> **Records supplied**:
--- START ---
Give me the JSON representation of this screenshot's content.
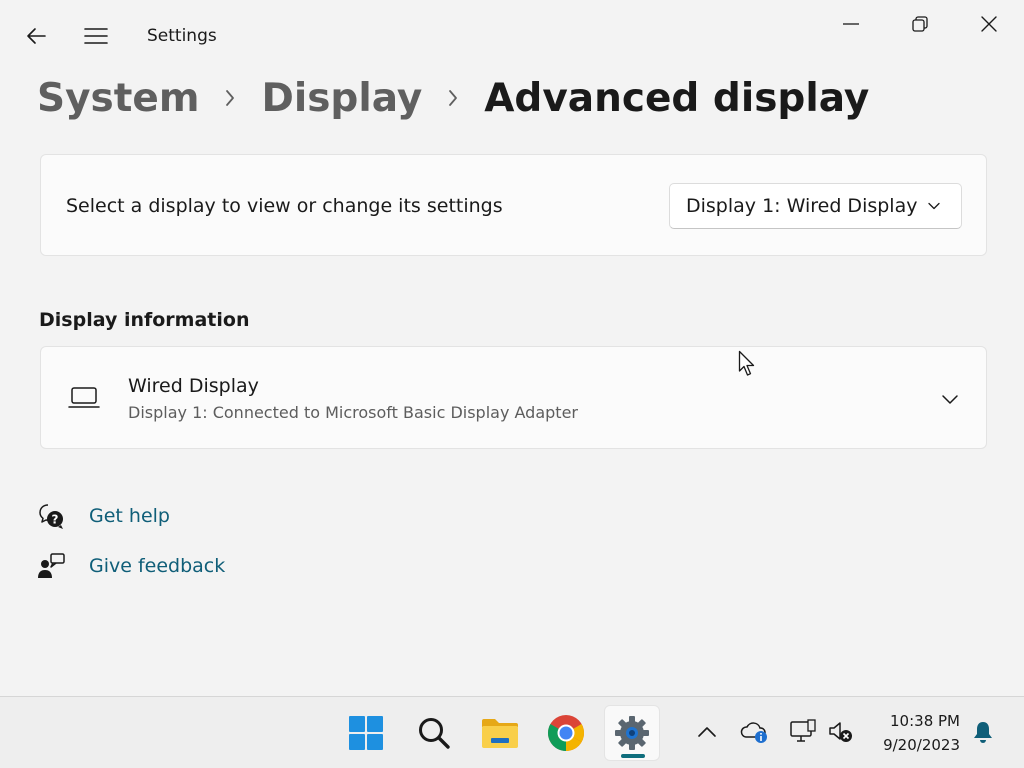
{
  "window": {
    "app_title": "Settings",
    "back_icon": "back-arrow-icon",
    "menu_icon": "hamburger-menu-icon",
    "controls": {
      "minimize_icon": "minimize-icon",
      "maximize_icon": "restore-icon",
      "close_icon": "close-icon"
    }
  },
  "breadcrumb": {
    "items": [
      "System",
      "Display",
      "Advanced display"
    ],
    "separator_icon": "chevron-right-icon"
  },
  "display_select": {
    "label": "Select a display to view or change its settings",
    "selected_value": "Display 1: Wired Display"
  },
  "display_info": {
    "section_title": "Display information",
    "card_title": "Wired Display",
    "card_subtitle": "Display 1: Connected to Microsoft Basic Display Adapter",
    "icon": "laptop-icon"
  },
  "links": {
    "get_help": "Get help",
    "give_feedback": "Give feedback"
  },
  "taskbar": {
    "apps": [
      "start-icon",
      "search-icon",
      "file-explorer-icon",
      "chrome-icon",
      "settings-icon"
    ],
    "active_app": "settings",
    "tray": [
      "show-hidden-icons-icon",
      "onedrive-icon",
      "network-icon",
      "volume-muted-icon"
    ],
    "clock_time": "10:38 PM",
    "clock_date": "9/20/2023",
    "notification_icon": "bell-icon"
  },
  "colors": {
    "accent": "#0f6e7d",
    "link": "#0f5e78",
    "background": "#f3f3f3",
    "card": "#fbfbfb"
  }
}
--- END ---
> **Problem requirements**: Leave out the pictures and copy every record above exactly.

> **The completed task**:
Give me the JSON representation of this screenshot's content.
{
  "window": {
    "app_title": "Settings",
    "back_icon": "back-arrow-icon",
    "menu_icon": "hamburger-menu-icon",
    "controls": {
      "minimize_icon": "minimize-icon",
      "maximize_icon": "restore-icon",
      "close_icon": "close-icon"
    }
  },
  "breadcrumb": {
    "items": [
      "System",
      "Display",
      "Advanced display"
    ],
    "separator_icon": "chevron-right-icon"
  },
  "display_select": {
    "label": "Select a display to view or change its settings",
    "selected_value": "Display 1: Wired Display"
  },
  "display_info": {
    "section_title": "Display information",
    "card_title": "Wired Display",
    "card_subtitle": "Display 1: Connected to Microsoft Basic Display Adapter",
    "icon": "laptop-icon"
  },
  "links": {
    "get_help": "Get help",
    "give_feedback": "Give feedback"
  },
  "taskbar": {
    "apps": [
      "start-icon",
      "search-icon",
      "file-explorer-icon",
      "chrome-icon",
      "settings-icon"
    ],
    "active_app": "settings",
    "tray": [
      "show-hidden-icons-icon",
      "onedrive-icon",
      "network-icon",
      "volume-muted-icon"
    ],
    "clock_time": "10:38 PM",
    "clock_date": "9/20/2023",
    "notification_icon": "bell-icon"
  },
  "colors": {
    "accent": "#0f6e7d",
    "link": "#0f5e78",
    "background": "#f3f3f3",
    "card": "#fbfbfb"
  }
}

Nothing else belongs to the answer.